She adds that “I honestly believe that Mark has made a really significant difference to a number of women in our care, and has played a role in their rehabilitation prior to their release. He provides personal support to individuals, whether or not he is their nominated officer. They know that he will always be there for them and will give them and honest opinion in order to ensure that they gain everything that they can out of their time at East Sutton Park.”
Mark himself describes how he found that, after over 20 years working with a wide variety of prisoners in Her Majesty’s Prisons in the male estate, he found the transition to working with females “refreshing and rewarding but very challenging. I found the women in our care to be in general more grateful for the support I could offer but their circumstances often a lot more complex. Factors that many of us take for granted like the welfare of our children and the family unit are all under threat when one of our residents receives a custodial sentence. I was also surprised at just how many of the women in our care were reluctant to disclose domestic abuse either recent or historic. As such I have always attempted to build good professional relations in an attempt to be a positive role model, offering encouragement, support and advice whenever possible.”
He concludes with a generous but accurate remark about Prison Officers in general:
“I am always aware that many of the women in our care find the prospect of a prison sentence extremely scary and for some it is their first time in prison with many separated from their children for the very first time in their lives. I try to never forget the need to make time for them even when the pressure of work makes it difficult. Often it is just the simple listening skills that we all have that makes the difference to someone’s life and I believe that as Prison Officers we are very good at this.”

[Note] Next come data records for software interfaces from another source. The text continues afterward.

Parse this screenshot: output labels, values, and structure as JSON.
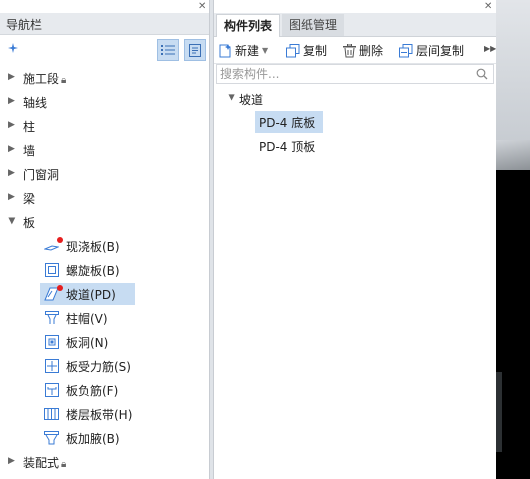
{
  "nav_panel": {
    "title": "导航栏",
    "categories": [
      {
        "label": "施工段",
        "locked": true
      },
      {
        "label": "轴线"
      },
      {
        "label": "柱"
      },
      {
        "label": "墙"
      },
      {
        "label": "门窗洞"
      },
      {
        "label": "梁"
      },
      {
        "label": "板",
        "expanded": true
      }
    ],
    "board_items": [
      {
        "label": "现浇板(B)",
        "icon": "cast-slab-icon",
        "marked": true
      },
      {
        "label": "螺旋板(B)",
        "icon": "spiral-slab-icon"
      },
      {
        "label": "坡道(PD)",
        "icon": "ramp-icon",
        "marked": true,
        "selected": true
      },
      {
        "label": "柱帽(V)",
        "icon": "column-cap-icon"
      },
      {
        "label": "板洞(N)",
        "icon": "slab-opening-icon"
      },
      {
        "label": "板受力筋(S)",
        "icon": "slab-rebar-icon"
      },
      {
        "label": "板负筋(F)",
        "icon": "negative-rebar-icon"
      },
      {
        "label": "楼层板带(H)",
        "icon": "floor-strip-icon"
      },
      {
        "label": "板加腋(B)",
        "icon": "haunch-icon"
      }
    ],
    "last_category": {
      "label": "装配式",
      "locked": true
    }
  },
  "component_panel": {
    "tabs": [
      "构件列表",
      "图纸管理"
    ],
    "active_tab": 0,
    "toolbar": {
      "new_label": "新建",
      "copy_label": "复制",
      "delete_label": "删除",
      "floor_copy_label": "层间复制"
    },
    "search_placeholder": "搜索构件...",
    "tree": {
      "group": "坡道",
      "items": [
        {
          "label": "PD-4 底板",
          "selected": true
        },
        {
          "label": "PD-4 顶板"
        }
      ]
    }
  },
  "colors": {
    "selection": "#c7dcf2",
    "marker": "#e61e1e",
    "accent": "#3a7bd5"
  }
}
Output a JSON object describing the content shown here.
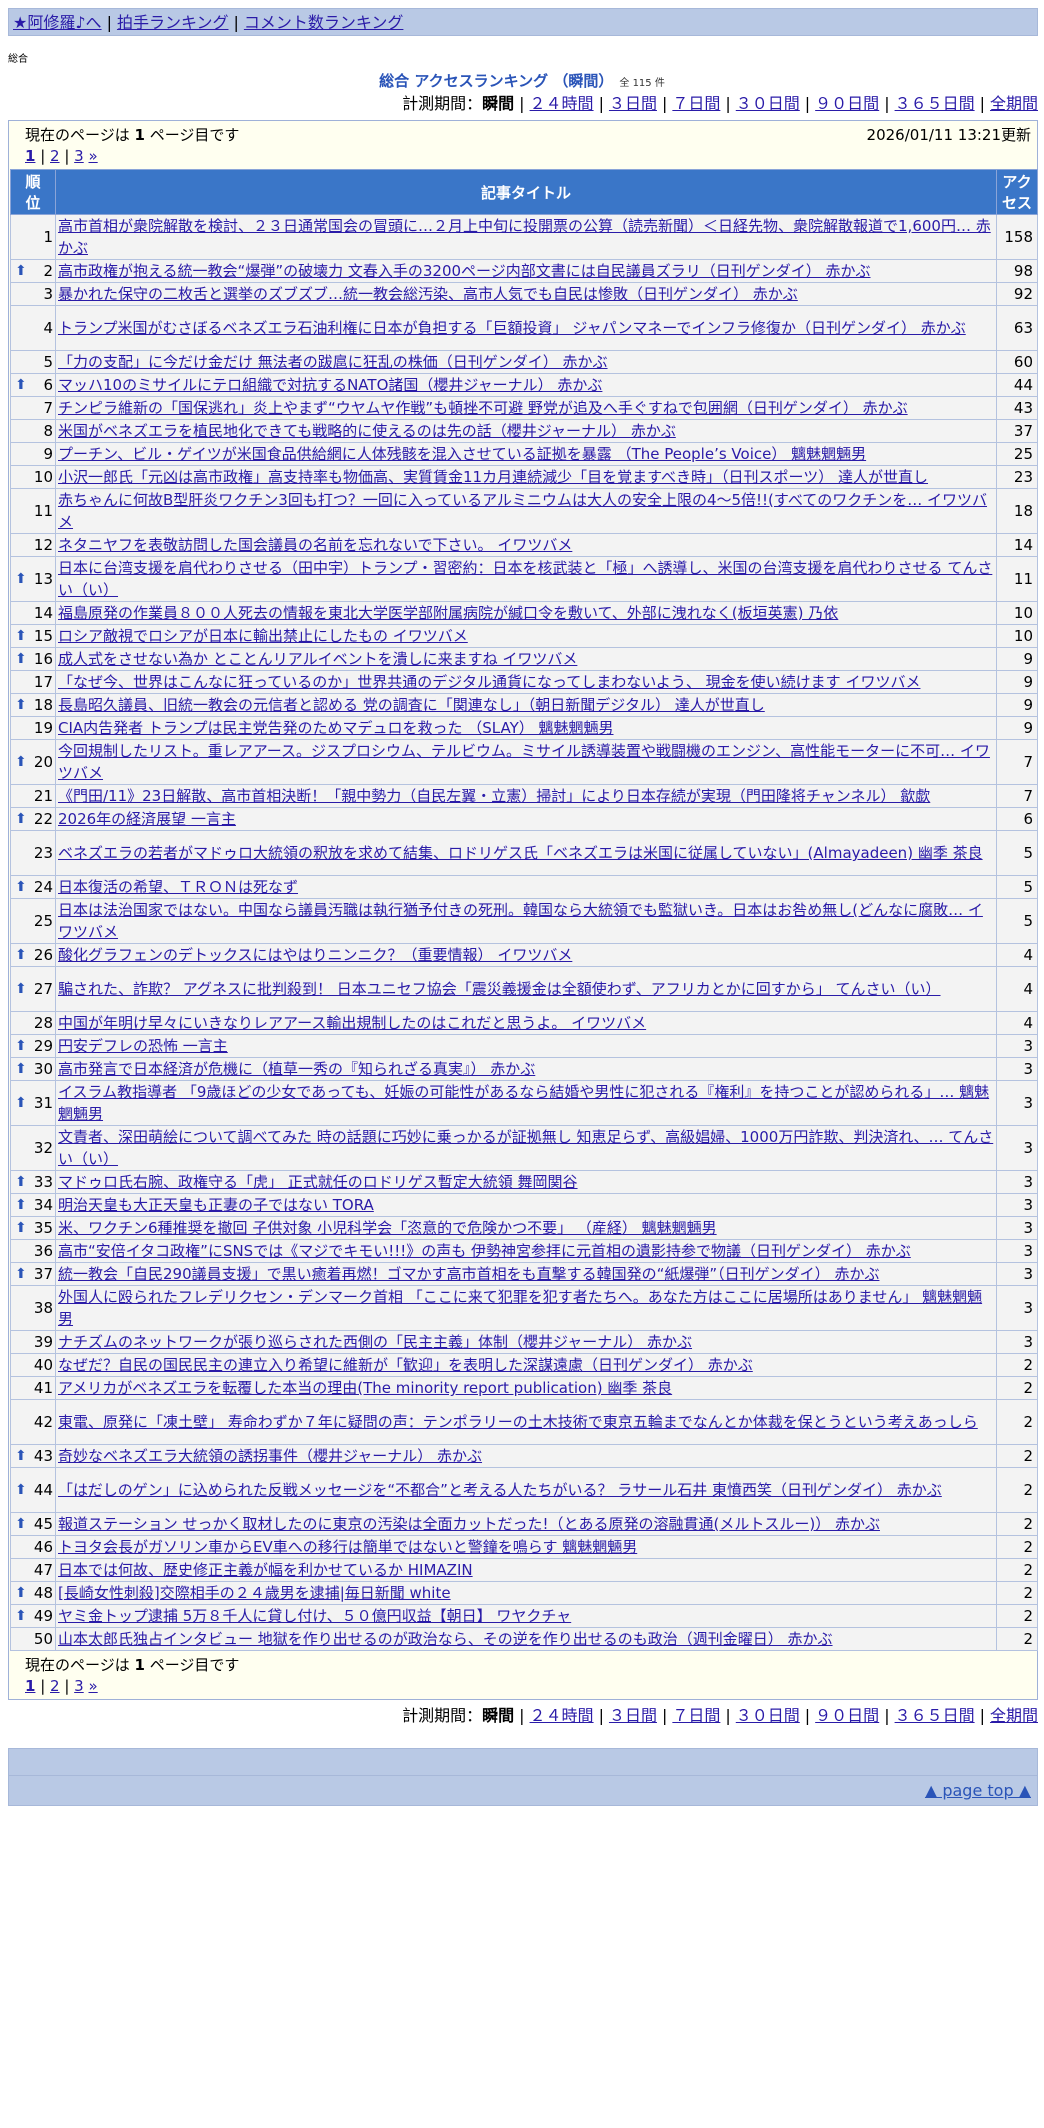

With thanks to HMP & YOI East Sutton Park, especially initial nominator and Head of Business Assurance Ian Hird, Butler Trust Local Champion and Head of Residence and Services Linsey Arnold, offenders, offenders JS, JK, JS1 and JS2, and Governing Governor Natasha Wilson, for their contributions.